It’s hard to create curves with engineered stone, but as far as typical countertop designs go, there’s nothing you can’t do with these products that you can accomplish with conventional stone. In fact, we’ve pushed the limits with edge and corner details and other shapes in engineered stone materials.
How much does it cost?
Generally about $60 to $100 per square foot installed.
Why is it so expensive?
With engineered stone, you pay for good performance and a long lifetime. Some colors and patterns are more expensive than others, but others can be quite affordable (I even put one of these in my own house).
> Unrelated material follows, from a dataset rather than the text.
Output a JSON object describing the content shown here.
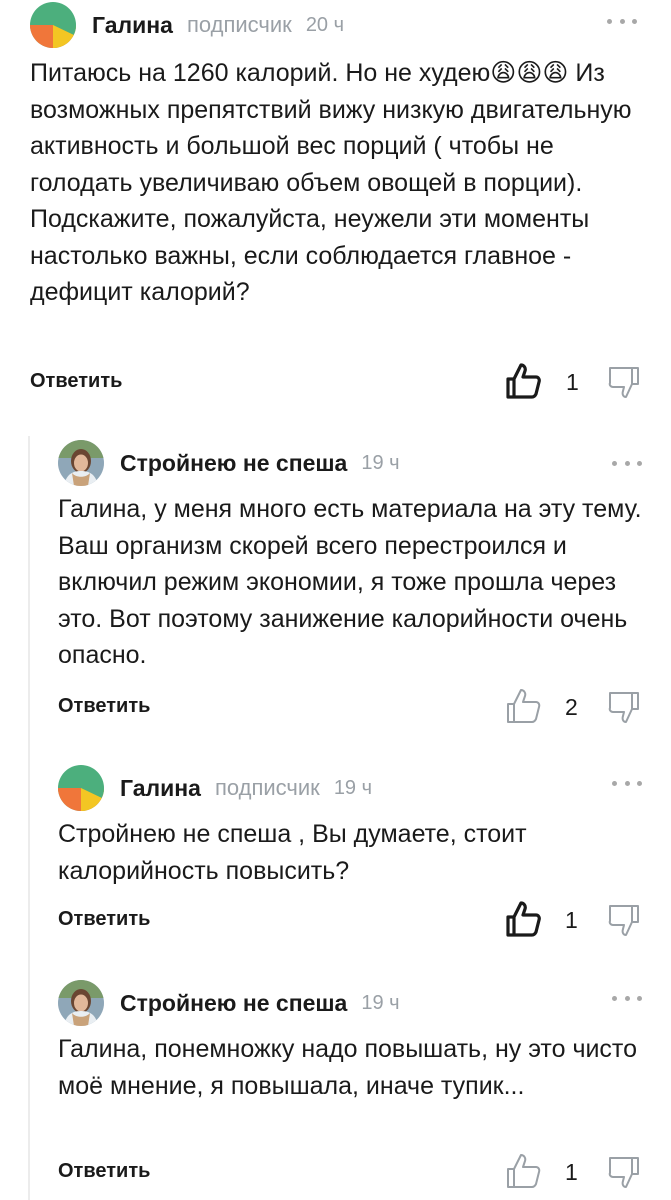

Plus, while it’s expensive—definitely more so than plastic laminates—no more so than many natural stone slabs and solid surface materials. But consider this: For years we were specifying white marble with no veins, which looks great but is very expensive. Now to get that white look, we can use engineered stones, which look exactly the same as marble side by side but don’t cost as much. There are lots of suppliers, and the product delivers a consistent look.
What are its installation requirements?
Work with people who know the material, and look for those who are recommended or certified by the material manufacturers.